WHAT TO DO. Print the records again, matching each line exactly.

SOURCE MATERIAL.
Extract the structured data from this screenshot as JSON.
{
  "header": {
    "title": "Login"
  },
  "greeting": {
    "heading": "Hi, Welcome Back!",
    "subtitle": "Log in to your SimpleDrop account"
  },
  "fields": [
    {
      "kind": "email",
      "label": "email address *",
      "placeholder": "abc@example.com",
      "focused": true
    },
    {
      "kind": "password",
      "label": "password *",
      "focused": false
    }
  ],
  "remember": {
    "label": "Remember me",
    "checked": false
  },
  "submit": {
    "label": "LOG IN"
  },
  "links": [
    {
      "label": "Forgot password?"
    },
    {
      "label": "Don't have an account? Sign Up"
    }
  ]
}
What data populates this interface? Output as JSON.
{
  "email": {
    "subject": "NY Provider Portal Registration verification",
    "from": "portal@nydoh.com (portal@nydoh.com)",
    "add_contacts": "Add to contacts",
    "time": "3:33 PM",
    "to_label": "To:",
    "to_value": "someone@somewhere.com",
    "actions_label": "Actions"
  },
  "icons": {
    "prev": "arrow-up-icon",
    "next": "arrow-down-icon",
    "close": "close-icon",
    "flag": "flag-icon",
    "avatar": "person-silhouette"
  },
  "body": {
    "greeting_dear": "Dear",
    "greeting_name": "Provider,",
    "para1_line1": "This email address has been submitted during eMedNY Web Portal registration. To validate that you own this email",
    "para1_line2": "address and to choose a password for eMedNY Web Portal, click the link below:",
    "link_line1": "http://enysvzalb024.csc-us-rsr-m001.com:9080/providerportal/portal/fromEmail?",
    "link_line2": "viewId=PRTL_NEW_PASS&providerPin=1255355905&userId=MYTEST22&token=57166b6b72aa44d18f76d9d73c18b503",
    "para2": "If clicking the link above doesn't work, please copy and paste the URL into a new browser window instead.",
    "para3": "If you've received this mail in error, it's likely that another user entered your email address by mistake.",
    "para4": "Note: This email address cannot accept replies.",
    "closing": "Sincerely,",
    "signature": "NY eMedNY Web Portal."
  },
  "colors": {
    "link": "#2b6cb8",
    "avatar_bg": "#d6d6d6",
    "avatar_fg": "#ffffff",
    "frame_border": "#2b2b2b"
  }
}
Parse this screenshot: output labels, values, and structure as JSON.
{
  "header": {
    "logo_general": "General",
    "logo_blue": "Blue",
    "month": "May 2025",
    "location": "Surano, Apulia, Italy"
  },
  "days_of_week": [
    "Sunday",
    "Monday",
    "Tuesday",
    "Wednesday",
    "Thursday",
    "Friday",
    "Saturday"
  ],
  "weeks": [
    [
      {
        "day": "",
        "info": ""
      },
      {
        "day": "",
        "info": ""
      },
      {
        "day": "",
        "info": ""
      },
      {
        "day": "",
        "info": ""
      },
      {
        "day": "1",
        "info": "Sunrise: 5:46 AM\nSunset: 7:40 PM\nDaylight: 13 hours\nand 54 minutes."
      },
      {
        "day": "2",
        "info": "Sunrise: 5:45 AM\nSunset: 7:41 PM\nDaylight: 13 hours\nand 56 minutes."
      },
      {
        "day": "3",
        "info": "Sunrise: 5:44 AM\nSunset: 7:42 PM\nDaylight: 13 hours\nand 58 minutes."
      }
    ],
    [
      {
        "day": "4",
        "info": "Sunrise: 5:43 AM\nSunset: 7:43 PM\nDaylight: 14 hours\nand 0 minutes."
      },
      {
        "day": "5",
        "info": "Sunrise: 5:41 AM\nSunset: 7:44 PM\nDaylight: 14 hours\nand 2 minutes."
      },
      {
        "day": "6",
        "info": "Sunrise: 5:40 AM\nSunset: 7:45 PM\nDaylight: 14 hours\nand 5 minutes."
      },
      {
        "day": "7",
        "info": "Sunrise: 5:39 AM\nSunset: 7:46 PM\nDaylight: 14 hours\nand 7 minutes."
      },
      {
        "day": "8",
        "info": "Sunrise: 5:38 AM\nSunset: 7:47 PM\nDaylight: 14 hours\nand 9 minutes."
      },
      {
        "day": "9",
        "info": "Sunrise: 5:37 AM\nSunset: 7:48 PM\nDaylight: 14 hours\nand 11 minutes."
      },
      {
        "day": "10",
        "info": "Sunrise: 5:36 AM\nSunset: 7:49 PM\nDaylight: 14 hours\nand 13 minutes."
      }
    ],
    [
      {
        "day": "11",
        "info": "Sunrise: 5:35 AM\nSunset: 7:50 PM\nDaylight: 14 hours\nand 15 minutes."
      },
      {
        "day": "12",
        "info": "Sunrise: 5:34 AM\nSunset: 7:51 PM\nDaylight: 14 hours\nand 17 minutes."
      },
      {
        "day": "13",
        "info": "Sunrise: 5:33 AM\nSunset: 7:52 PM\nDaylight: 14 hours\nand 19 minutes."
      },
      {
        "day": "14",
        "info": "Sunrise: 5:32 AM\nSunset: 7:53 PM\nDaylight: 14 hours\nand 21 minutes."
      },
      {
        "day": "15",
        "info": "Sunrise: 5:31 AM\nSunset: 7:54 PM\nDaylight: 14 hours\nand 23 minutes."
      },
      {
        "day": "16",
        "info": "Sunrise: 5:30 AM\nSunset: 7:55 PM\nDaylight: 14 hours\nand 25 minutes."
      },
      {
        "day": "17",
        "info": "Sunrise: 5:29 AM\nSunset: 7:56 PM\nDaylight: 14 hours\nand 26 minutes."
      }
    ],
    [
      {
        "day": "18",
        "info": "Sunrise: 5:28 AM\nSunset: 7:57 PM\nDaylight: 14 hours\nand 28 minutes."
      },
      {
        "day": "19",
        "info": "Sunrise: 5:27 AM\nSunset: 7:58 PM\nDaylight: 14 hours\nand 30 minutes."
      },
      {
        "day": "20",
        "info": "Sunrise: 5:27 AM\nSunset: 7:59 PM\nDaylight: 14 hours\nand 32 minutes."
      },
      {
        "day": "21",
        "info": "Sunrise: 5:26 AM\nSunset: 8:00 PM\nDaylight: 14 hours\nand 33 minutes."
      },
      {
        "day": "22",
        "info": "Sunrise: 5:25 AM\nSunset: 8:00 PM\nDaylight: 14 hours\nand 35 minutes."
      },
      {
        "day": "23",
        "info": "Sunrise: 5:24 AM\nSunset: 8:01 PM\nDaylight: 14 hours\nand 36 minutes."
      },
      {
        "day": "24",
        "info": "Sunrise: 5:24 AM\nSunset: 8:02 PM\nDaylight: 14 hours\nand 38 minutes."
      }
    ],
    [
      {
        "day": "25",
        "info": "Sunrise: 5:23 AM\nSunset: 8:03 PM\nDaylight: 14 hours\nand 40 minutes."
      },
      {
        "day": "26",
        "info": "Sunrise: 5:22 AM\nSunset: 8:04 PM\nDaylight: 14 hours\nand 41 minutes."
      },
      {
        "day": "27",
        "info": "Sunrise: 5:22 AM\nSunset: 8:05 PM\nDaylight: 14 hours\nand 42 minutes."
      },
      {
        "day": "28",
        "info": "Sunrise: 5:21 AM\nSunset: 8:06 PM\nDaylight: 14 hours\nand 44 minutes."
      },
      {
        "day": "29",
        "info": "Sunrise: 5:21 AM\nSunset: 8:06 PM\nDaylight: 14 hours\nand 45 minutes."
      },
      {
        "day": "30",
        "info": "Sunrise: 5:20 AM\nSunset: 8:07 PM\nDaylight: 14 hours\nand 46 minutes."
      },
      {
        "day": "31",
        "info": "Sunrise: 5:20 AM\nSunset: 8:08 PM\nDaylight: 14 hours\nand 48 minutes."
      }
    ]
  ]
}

ANSWER TO THIS TASK.
Extract the structured data from this screenshot as JSON.
{
  "header": {
    "title": "Login"
  },
  "greeting": {
    "heading": "Hi, Welcome Back!",
    "subtitle": "Log in to your SimpleDrop account"
  },
  "fields": [
    {
      "kind": "email",
      "label": "email address *",
      "placeholder": "abc@example.com",
      "focused": true
    },
    {
      "kind": "password",
      "label": "password *",
      "focused": false
    }
  ],
  "remember": {
    "label": "Remember me",
    "checked": false
  },
  "submit": {
    "label": "LOG IN"
  },
  "links": [
    {
      "label": "Forgot password?"
    },
    {
      "label": "Don't have an account? Sign Up"
    }
  ]
}
What data populates this interface? Output as JSON.
{
  "email": {
    "subject": "NY Provider Portal Registration verification",
    "from": "portal@nydoh.com (portal@nydoh.com)",
    "add_contacts": "Add to contacts",
    "time": "3:33 PM",
    "to_label": "To:",
    "to_value": "someone@somewhere.com",
    "actions_label": "Actions"
  },
  "icons": {
    "prev": "arrow-up-icon",
    "next": "arrow-down-icon",
    "close": "close-icon",
    "flag": "flag-icon",
    "avatar": "person-silhouette"
  },
  "body": {
    "greeting_dear": "Dear",
    "greeting_name": "Provider,",
    "para1_line1": "This email address has been submitted during eMedNY Web Portal registration. To validate that you own this email",
    "para1_line2": "address and to choose a password for eMedNY Web Portal, click the link below:",
    "link_line1": "http://enysvzalb024.csc-us-rsr-m001.com:9080/providerportal/portal/fromEmail?",
    "link_line2": "viewId=PRTL_NEW_PASS&providerPin=1255355905&userId=MYTEST22&token=57166b6b72aa44d18f76d9d73c18b503",
    "para2": "If clicking the link above doesn't work, please copy and paste the URL into a new browser window instead.",
    "para3": "If you've received this mail in error, it's likely that another user entered your email address by mistake.",
    "para4": "Note: This email address cannot accept replies.",
    "closing": "Sincerely,",
    "signature": "NY eMedNY Web Portal."
  },
  "colors": {
    "link": "#2b6cb8",
    "avatar_bg": "#d6d6d6",
    "avatar_fg": "#ffffff",
    "frame_border": "#2b2b2b"
  }
}
Parse this screenshot: output labels, values, and structure as JSON.
{
  "header": {
    "logo_general": "General",
    "logo_blue": "Blue",
    "month": "May 2025",
    "location": "Surano, Apulia, Italy"
  },
  "days_of_week": [
    "Sunday",
    "Monday",
    "Tuesday",
    "Wednesday",
    "Thursday",
    "Friday",
    "Saturday"
  ],
  "weeks": [
    [
      {
        "day": "",
        "info": ""
      },
      {
        "day": "",
        "info": ""
      },
      {
        "day": "",
        "info": ""
      },
      {
        "day": "",
        "info": ""
      },
      {
        "day": "1",
        "info": "Sunrise: 5:46 AM\nSunset: 7:40 PM\nDaylight: 13 hours\nand 54 minutes."
      },
      {
        "day": "2",
        "info": "Sunrise: 5:45 AM\nSunset: 7:41 PM\nDaylight: 13 hours\nand 56 minutes."
      },
      {
        "day": "3",
        "info": "Sunrise: 5:44 AM\nSunset: 7:42 PM\nDaylight: 13 hours\nand 58 minutes."
      }
    ],
    [
      {
        "day": "4",
        "info": "Sunrise: 5:43 AM\nSunset: 7:43 PM\nDaylight: 14 hours\nand 0 minutes."
      },
      {
        "day": "5",
        "info": "Sunrise: 5:41 AM\nSunset: 7:44 PM\nDaylight: 14 hours\nand 2 minutes."
      },
      {
        "day": "6",
        "info": "Sunrise: 5:40 AM\nSunset: 7:45 PM\nDaylight: 14 hours\nand 5 minutes."
      },
      {
        "day": "7",
        "info": "Sunrise: 5:39 AM\nSunset: 7:46 PM\nDaylight: 14 hours\nand 7 minutes."
      },
      {
        "day": "8",
        "info": "Sunrise: 5:38 AM\nSunset: 7:47 PM\nDaylight: 14 hours\nand 9 minutes."
      },
      {
        "day": "9",
        "info": "Sunrise: 5:37 AM\nSunset: 7:48 PM\nDaylight: 14 hours\nand 11 minutes."
      },
      {
        "day": "10",
        "info": "Sunrise: 5:36 AM\nSunset: 7:49 PM\nDaylight: 14 hours\nand 13 minutes."
      }
    ],
    [
      {
        "day": "11",
        "info": "Sunrise: 5:35 AM\nSunset: 7:50 PM\nDaylight: 14 hours\nand 15 minutes."
      },
      {
        "day": "12",
        "info": "Sunrise: 5:34 AM\nSunset: 7:51 PM\nDaylight: 14 hours\nand 17 minutes."
      },
      {
        "day": "13",
        "info": "Sunrise: 5:33 AM\nSunset: 7:52 PM\nDaylight: 14 hours\nand 19 minutes."
      },
      {
        "day": "14",
        "info": "Sunrise: 5:32 AM\nSunset: 7:53 PM\nDaylight: 14 hours\nand 21 minutes."
      },
      {
        "day": "15",
        "info": "Sunrise: 5:31 AM\nSunset: 7:54 PM\nDaylight: 14 hours\nand 23 minutes."
      },
      {
        "day": "16",
        "info": "Sunrise: 5:30 AM\nSunset: 7:55 PM\nDaylight: 14 hours\nand 25 minutes."
      },
      {
        "day": "17",
        "info": "Sunrise: 5:29 AM\nSunset: 7:56 PM\nDaylight: 14 hours\nand 26 minutes."
      }
    ],
    [
      {
        "day": "18",
        "info": "Sunrise: 5:28 AM\nSunset: 7:57 PM\nDaylight: 14 hours\nand 28 minutes."
      },
      {
        "day": "19",
        "info": "Sunrise: 5:27 AM\nSunset: 7:58 PM\nDaylight: 14 hours\nand 30 minutes."
      },
      {
        "day": "20",
        "info": "Sunrise: 5:27 AM\nSunset: 7:59 PM\nDaylight: 14 hours\nand 32 minutes."
      },
      {
        "day": "21",
        "info": "Sunrise: 5:26 AM\nSunset: 8:00 PM\nDaylight: 14 hours\nand 33 minutes."
      },
      {
        "day": "22",
        "info": "Sunrise: 5:25 AM\nSunset: 8:00 PM\nDaylight: 14 hours\nand 35 minutes."
      },
      {
        "day": "23",
        "info": "Sunrise: 5:24 AM\nSunset: 8:01 PM\nDaylight: 14 hours\nand 36 minutes."
      },
      {
        "day": "24",
        "info": "Sunrise: 5:24 AM\nSunset: 8:02 PM\nDaylight: 14 hours\nand 38 minutes."
      }
    ],
    [
      {
        "day": "25",
        "info": "Sunrise: 5:23 AM\nSunset: 8:03 PM\nDaylight: 14 hours\nand 40 minutes."
      },
      {
        "day": "26",
        "info": "Sunrise: 5:22 AM\nSunset: 8:04 PM\nDaylight: 14 hours\nand 41 minutes."
      },
      {
        "day": "27",
        "info": "Sunrise: 5:22 AM\nSunset: 8:05 PM\nDaylight: 14 hours\nand 42 minutes."
      },
      {
        "day": "28",
        "info": "Sunrise: 5:21 AM\nSunset: 8:06 PM\nDaylight: 14 hours\nand 44 minutes."
      },
      {
        "day": "29",
        "info": "Sunrise: 5:21 AM\nSunset: 8:06 PM\nDaylight: 14 hours\nand 45 minutes."
      },
      {
        "day": "30",
        "info": "Sunrise: 5:20 AM\nSunset: 8:07 PM\nDaylight: 14 hours\nand 46 minutes."
      },
      {
        "day": "31",
        "info": "Sunrise: 5:20 AM\nSunset: 8:08 PM\nDaylight: 14 hours\nand 48 minutes."
      }
    ]
  ]
}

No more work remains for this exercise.